To be entitled to compensation for damages to land not taken, appellees were required to prove by competent evidence that there has been some direct physical disturbance of their right, either public or private, which they enjoy in connection with their property, causing them special damages in excess of those sustained by the public generally. (Rockford Electric Co. v. Browman, 339 Ill. 212.) We have held that evidence of the killing of stock, inconvenience in herding stock, and cost of additional help were proper elements of damage to land not taken. (Department of Public Works and Buildings v. Hubbard, 363 Ill. 99.) Inconvenience in farming, obstruction or interference on the farm land, and shrinkage in the acreage to be farmed are also elements of damage to land not taken. (Illinois Power and Light Corp. v. Barnett, 338 Ill. 499.)
Additional labor and trimming of trees and cutting of weeds are likewise proper elements of such damage. Illinois Iowa Power Co. v. Rhein, 369 Ill. 584; Illinois Power Co. v. Wieland, 324 Ill. 411.

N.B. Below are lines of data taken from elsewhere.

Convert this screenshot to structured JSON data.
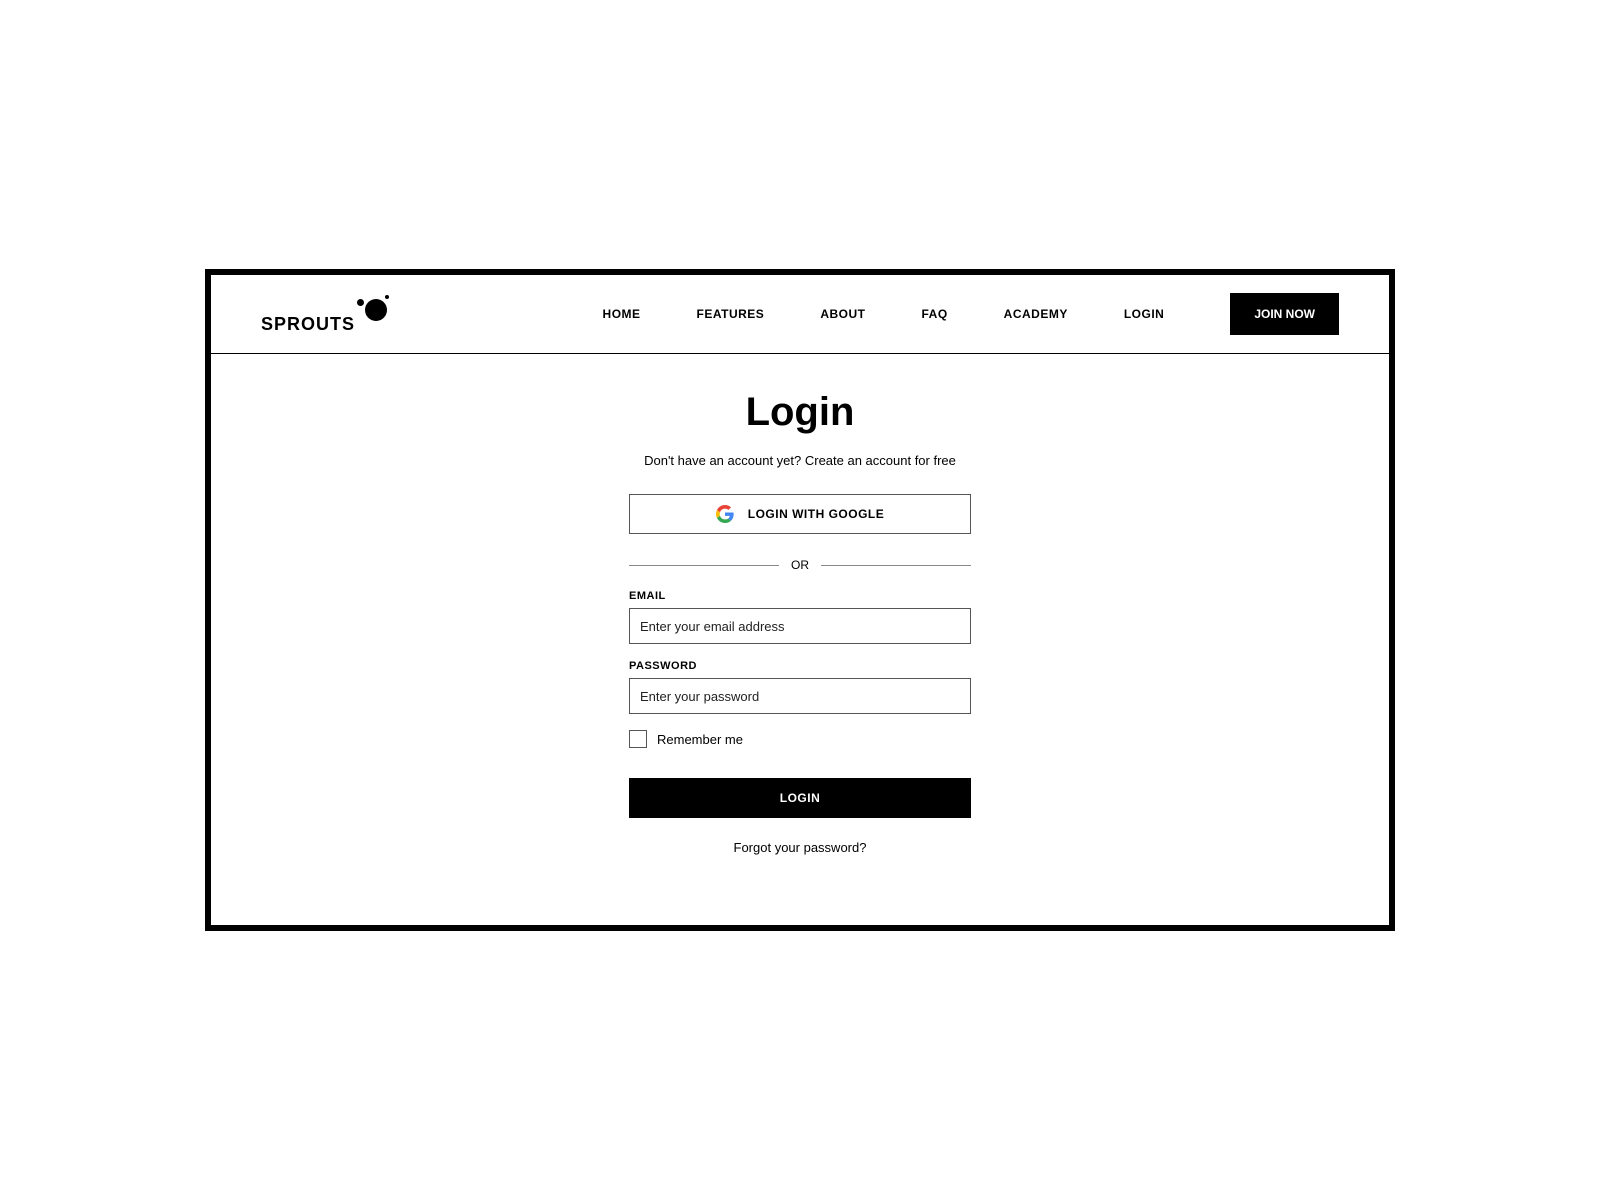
{
  "brand": "SPROUTS",
  "nav": {
    "items": [
      "HOME",
      "FEATURES",
      "ABOUT",
      "FAQ",
      "ACADEMY",
      "LOGIN"
    ],
    "cta": "JOIN NOW"
  },
  "page": {
    "title": "Login",
    "subtitle": "Don't have an account yet? Create an account for free",
    "google_button": "LOGIN WITH GOOGLE",
    "divider": "OR",
    "email_label": "EMAIL",
    "email_placeholder": "Enter your email address",
    "password_label": "PASSWORD",
    "password_placeholder": "Enter your password",
    "remember_label": "Remember me",
    "login_button": "LOGIN",
    "forgot_link": "Forgot your password?"
  }
}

In order to sustain the burden of proof, appellees offered the testimony of two witnesses on the question of depreciation in the fair cash market value of the remainder of the land in the tract outside of the easement strip. L. Oard Sitter testified that the fair cash market value of the .0042 of an acre actually taken as a site for the two H-type pole structures was eighty-four cents, computed at the rate of $200 per acre; that the fair cash market value of the $.0278 acres in the proposed easement strip before the construction of the proposed electric transmission line was $200 per acre and after the construction of said line would be $100 per acre; that the depreciation in value of the whole farm after the proposed line would be constructed, based on inconvenience and obstruction, shrinkage in the area of the farm as a whole, growing of weeds around the poles and the possible disseminating of insects and weed seeds over the remainder of the farm, rebuilding of fences outside of the easement strip, and the replacement of trees on land outside of the easement strip to take the place of trees cut down on the easement strip, would amount to the sum of $4500. Damage to land outside the easement strip was computed at the sum of $4500 less eighty-four cents, the value of the land actually taken, and less $202.78, the depreciation in value of the land within the eastment strip but not actually taken.

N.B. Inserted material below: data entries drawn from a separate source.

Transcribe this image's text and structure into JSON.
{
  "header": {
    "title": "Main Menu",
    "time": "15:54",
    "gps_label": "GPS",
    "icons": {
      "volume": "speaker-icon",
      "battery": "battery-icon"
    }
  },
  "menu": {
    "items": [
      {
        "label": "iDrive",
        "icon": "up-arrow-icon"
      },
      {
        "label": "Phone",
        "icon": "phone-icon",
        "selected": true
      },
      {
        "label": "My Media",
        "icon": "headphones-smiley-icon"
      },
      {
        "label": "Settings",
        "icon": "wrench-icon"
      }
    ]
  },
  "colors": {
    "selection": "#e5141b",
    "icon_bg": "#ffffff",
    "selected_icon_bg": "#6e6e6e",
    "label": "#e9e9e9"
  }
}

Harry H. Wood, a witness on behalf of the appellees, testified that the fair, cash market value of the whole tract was $20,000; that the fair, cash market value of the land within the proposed easement strip was $300 an acre, which would be depreciated 50 per cent because of the existence of the easement across that strip; that the value of the land actually taken was $300 per acre; and that the whole tract would be depreciated 25 per cent of its present fair, cash market value because of inconvenience, interference, and obstruction, shrinkage of the farm, and the hazard of weeds growing about the poles and disseminating weed seeds, bugs, and insects on the remainder of the tract. The depreciation to be allowed for the remainder of the tract ...